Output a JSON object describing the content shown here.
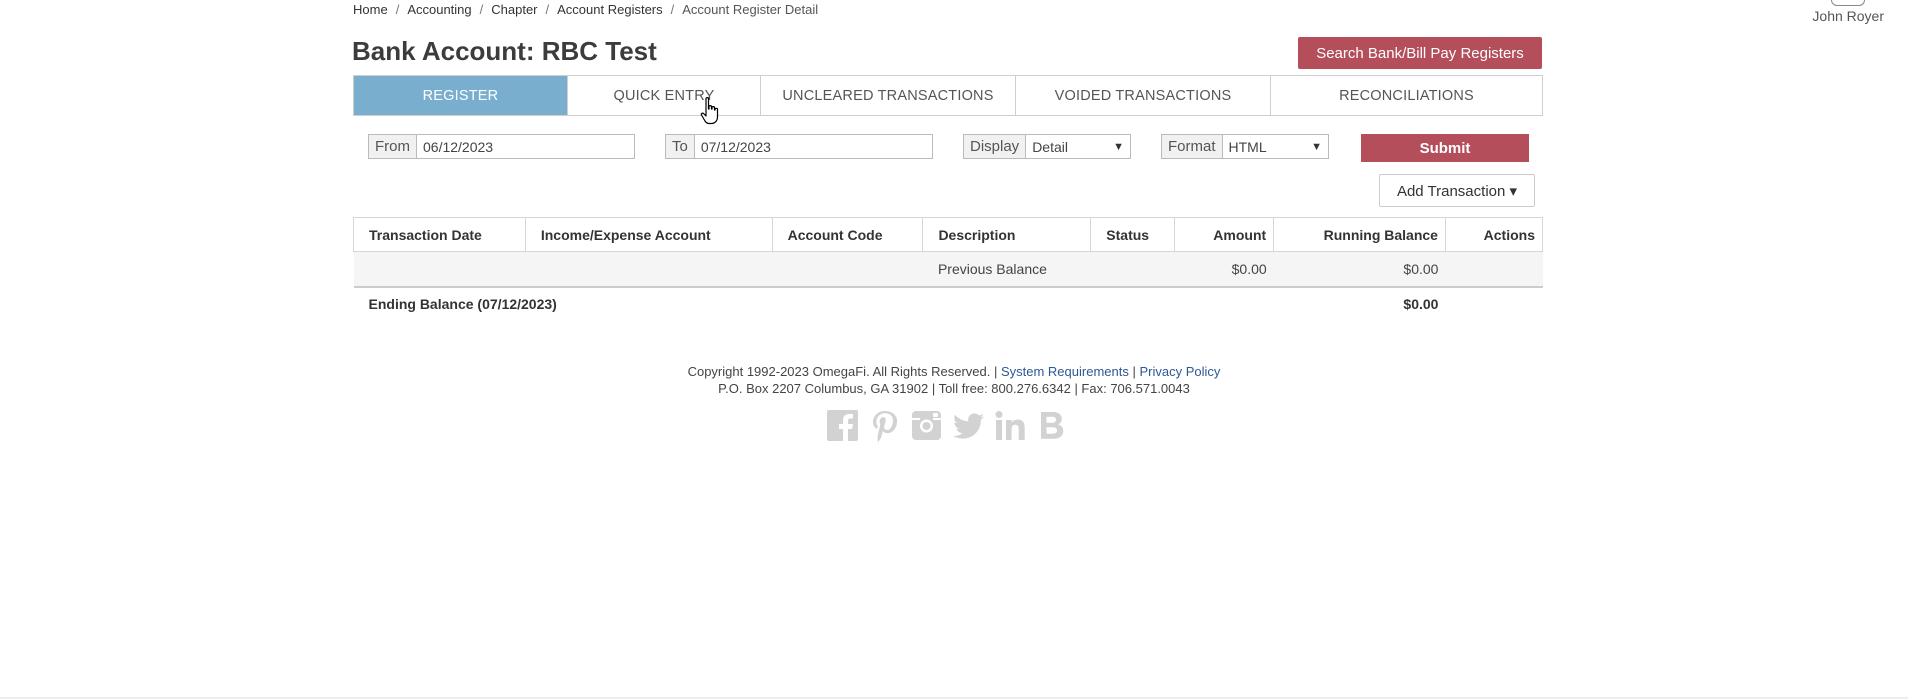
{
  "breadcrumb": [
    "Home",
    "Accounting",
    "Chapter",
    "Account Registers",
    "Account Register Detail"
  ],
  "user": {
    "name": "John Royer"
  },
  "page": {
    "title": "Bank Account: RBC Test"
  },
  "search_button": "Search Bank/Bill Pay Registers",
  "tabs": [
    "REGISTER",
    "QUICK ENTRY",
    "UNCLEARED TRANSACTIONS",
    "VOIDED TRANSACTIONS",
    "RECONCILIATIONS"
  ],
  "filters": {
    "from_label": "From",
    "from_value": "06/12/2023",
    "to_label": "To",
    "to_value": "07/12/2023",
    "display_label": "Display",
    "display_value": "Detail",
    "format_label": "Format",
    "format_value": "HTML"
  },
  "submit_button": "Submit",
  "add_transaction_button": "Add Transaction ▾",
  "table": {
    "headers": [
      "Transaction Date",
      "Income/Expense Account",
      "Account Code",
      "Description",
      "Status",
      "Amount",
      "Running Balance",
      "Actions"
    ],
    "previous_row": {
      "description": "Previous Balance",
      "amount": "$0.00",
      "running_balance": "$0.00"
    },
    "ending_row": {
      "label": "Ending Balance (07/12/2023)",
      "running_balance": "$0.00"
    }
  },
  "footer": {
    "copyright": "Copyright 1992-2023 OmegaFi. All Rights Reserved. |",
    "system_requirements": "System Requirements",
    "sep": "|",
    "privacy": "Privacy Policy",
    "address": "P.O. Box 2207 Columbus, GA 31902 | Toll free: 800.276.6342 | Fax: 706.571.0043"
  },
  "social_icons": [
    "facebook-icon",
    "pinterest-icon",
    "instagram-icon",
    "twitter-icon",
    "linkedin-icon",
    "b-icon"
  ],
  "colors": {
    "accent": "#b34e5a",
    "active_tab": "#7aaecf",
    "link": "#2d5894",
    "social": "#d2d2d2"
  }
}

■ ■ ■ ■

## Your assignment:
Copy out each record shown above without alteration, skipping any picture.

## Answer below:
Output a JSON object describing the content shown here.
{
  "breadcrumb": [
    "Home",
    "Accounting",
    "Chapter",
    "Account Registers",
    "Account Register Detail"
  ],
  "user": {
    "name": "John Royer"
  },
  "page": {
    "title": "Bank Account: RBC Test"
  },
  "search_button": "Search Bank/Bill Pay Registers",
  "tabs": [
    "REGISTER",
    "QUICK ENTRY",
    "UNCLEARED TRANSACTIONS",
    "VOIDED TRANSACTIONS",
    "RECONCILIATIONS"
  ],
  "filters": {
    "from_label": "From",
    "from_value": "06/12/2023",
    "to_label": "To",
    "to_value": "07/12/2023",
    "display_label": "Display",
    "display_value": "Detail",
    "format_label": "Format",
    "format_value": "HTML"
  },
  "submit_button": "Submit",
  "add_transaction_button": "Add Transaction ▾",
  "table": {
    "headers": [
      "Transaction Date",
      "Income/Expense Account",
      "Account Code",
      "Description",
      "Status",
      "Amount",
      "Running Balance",
      "Actions"
    ],
    "previous_row": {
      "description": "Previous Balance",
      "amount": "$0.00",
      "running_balance": "$0.00"
    },
    "ending_row": {
      "label": "Ending Balance (07/12/2023)",
      "running_balance": "$0.00"
    }
  },
  "footer": {
    "copyright": "Copyright 1992-2023 OmegaFi. All Rights Reserved. |",
    "system_requirements": "System Requirements",
    "sep": "|",
    "privacy": "Privacy Policy",
    "address": "P.O. Box 2207 Columbus, GA 31902 | Toll free: 800.276.6342 | Fax: 706.571.0043"
  },
  "social_icons": [
    "facebook-icon",
    "pinterest-icon",
    "instagram-icon",
    "twitter-icon",
    "linkedin-icon",
    "b-icon"
  ],
  "colors": {
    "accent": "#b34e5a",
    "active_tab": "#7aaecf",
    "link": "#2d5894",
    "social": "#d2d2d2"
  }
}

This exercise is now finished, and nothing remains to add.